Donna was hesitant at first, not because she didn't believe computers existed, but because she worried that she wouldn't be able to see all her shows. Pish posh, I explained.

One thing we could agree on however, was that our internet sucked. Our provider, Eye Thirty Minus One* was slow and unreliable. So we made the decision to get rid of our dish and sign up with Cable One, the only cable provider Fargo will ever need, which is a good thing because they are a monopoly. Their televison sucks, with a DVR user interface that hasn't been upgraded since, I don't know, 1954?

It can't do basic things like group multiple episodes of the same show together in a folder, or remember which user's guide was last accessed (meaning you have to repeatedly push the Guide button to get back to your menu every time you access it). There's no preloaded guide that is smart enough to know which channels you subscribe to. It's all very 51/4" floppy. That said, I'd rather have great internet and so-so TV than the other way around.

Especially when, as Christmas 2011 approached, we made the decision to join the 21st century and get a flat screen TV for the living room. A nice 46" Samsung LED SmartTV looks really great. You haven't fought to survive
the zombie apocalypse until you've done it on a giant HDTV.

I then I did some research and found a compact little PC that was all wired and ready to be an entertainment hub.

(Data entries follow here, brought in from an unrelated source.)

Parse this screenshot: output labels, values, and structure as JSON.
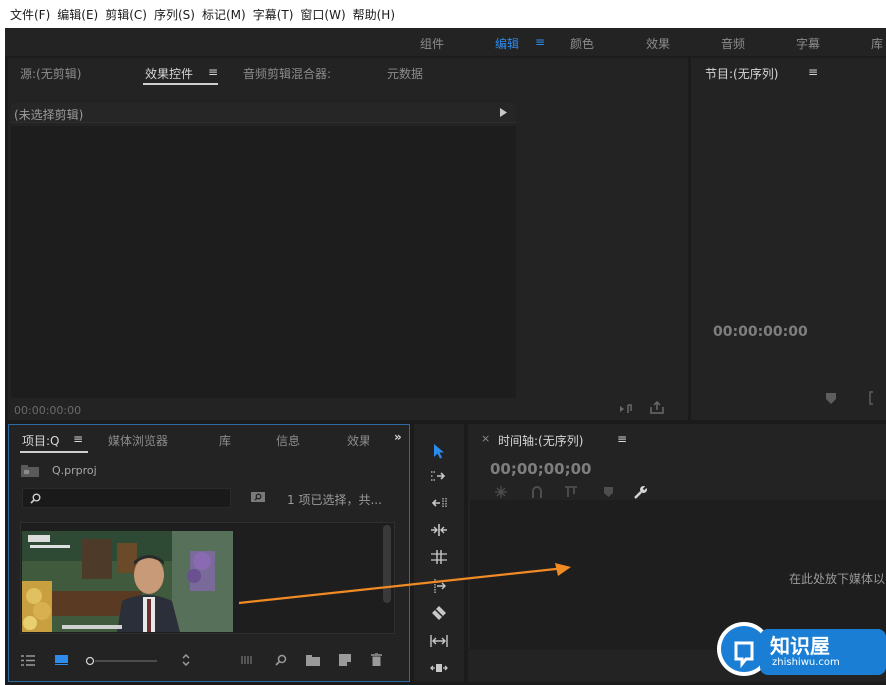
{
  "menu": [
    "文件(F)",
    "编辑(E)",
    "剪辑(C)",
    "序列(S)",
    "标记(M)",
    "字幕(T)",
    "窗口(W)",
    "帮助(H)"
  ],
  "workspace_tabs": [
    {
      "label": "组件"
    },
    {
      "label": "编辑"
    },
    {
      "label": "≡"
    },
    {
      "label": "颜色"
    },
    {
      "label": "效果"
    },
    {
      "label": "音频"
    },
    {
      "label": "字幕"
    },
    {
      "label": "库"
    }
  ],
  "source_panel": {
    "tabs": [
      "源:(无剪辑)",
      "效果控件",
      "≡",
      "音频剪辑混合器:",
      "元数据"
    ],
    "clip_header": "(未选择剪辑)",
    "timecode": "00:00:00:00"
  },
  "program_panel": {
    "title": "节目:(无序列)",
    "menu_icon": "≡",
    "timecode": "00:00:00:00"
  },
  "project_panel": {
    "tabs": [
      "项目:Q",
      "≡",
      "媒体浏览器",
      "库",
      "信息",
      "效果"
    ],
    "overflow": "»",
    "project_file": "Q.prproj",
    "selection_info": "1 项已选择，共..."
  },
  "timeline_panel": {
    "close": "×",
    "title": "时间轴:(无序列)",
    "menu_icon": "≡",
    "timecode": "00;00;00;00",
    "drop_hint": "在此处放下媒体以"
  },
  "watermark": {
    "name": "知识屋",
    "url": "zhishiwu.com"
  },
  "colors": {
    "accent": "#2d8ceb",
    "arrow": "#f08a24",
    "watermark_blue": "#1a7fd4"
  }
}
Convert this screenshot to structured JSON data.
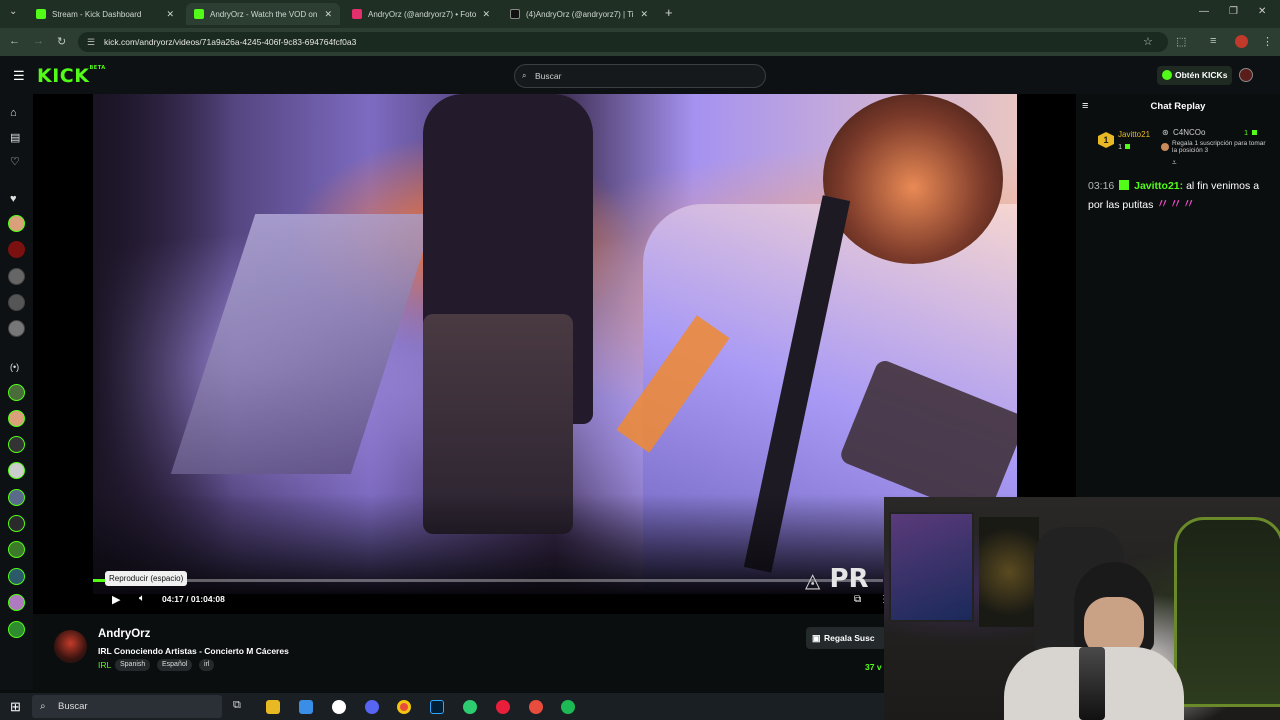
{
  "browser": {
    "tabs": [
      {
        "label": "Stream - Kick Dashboard",
        "favicon_color": "#53fc18"
      },
      {
        "label": "AndryOrz - Watch the VOD on",
        "favicon_color": "#53fc18"
      },
      {
        "label": "AndryOrz (@andryorz7) • Foto",
        "favicon_color": "#e1306c"
      },
      {
        "label": "(4)AndryOrz (@andryorz7) | Tik",
        "favicon_color": "#111111"
      }
    ],
    "url": "kick.com/andryorz/videos/71a9a26a-4245-406f-9c83-694764fcf0a3"
  },
  "header": {
    "logo": "KICK",
    "logo_badge": "BETA",
    "search_placeholder": "Buscar",
    "kicks_button": "Obtén KICKs"
  },
  "player": {
    "tooltip": "Reproducir (espacio)",
    "time": "04:17 / 01:04:08",
    "progress_fraction": 0.067,
    "watermark": "PR"
  },
  "chat": {
    "title": "Chat Replay",
    "leader_rank": "1",
    "leader_name": "Javitto21",
    "leader_count": "1",
    "gifter_name": "C4NCOo",
    "gifter_count": "1",
    "gift_cta": "Regala 1 suscripción para tomar la posición 3",
    "message": {
      "timestamp": "03:16",
      "user": "Javitto21:",
      "text": "al fin venimos a por las putitas"
    }
  },
  "stream": {
    "name": "AndryOrz",
    "title": "IRL Conociendo Artistas - Concierto M Cáceres",
    "category": "IRL",
    "tags": [
      "Spanish",
      "Español",
      "irl"
    ],
    "gift_button": "Regala Susc",
    "viewers": "37 v"
  },
  "taskbar": {
    "search": "Buscar"
  },
  "colors": {
    "accent": "#53fc18"
  }
}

Waiting until after Christmas was a smart idea, as I got it for less than $400 and it included free 2-day shipping.

So we now have a state-of-the-art television with a PC attached for watching movies and TV shows we can't get on cable, an XBox 360 for killing zombies in HD, and a Wii for, well, we have a Wii. We may never have to leave the house again.

*Names have been transparently changed to protect the crappy.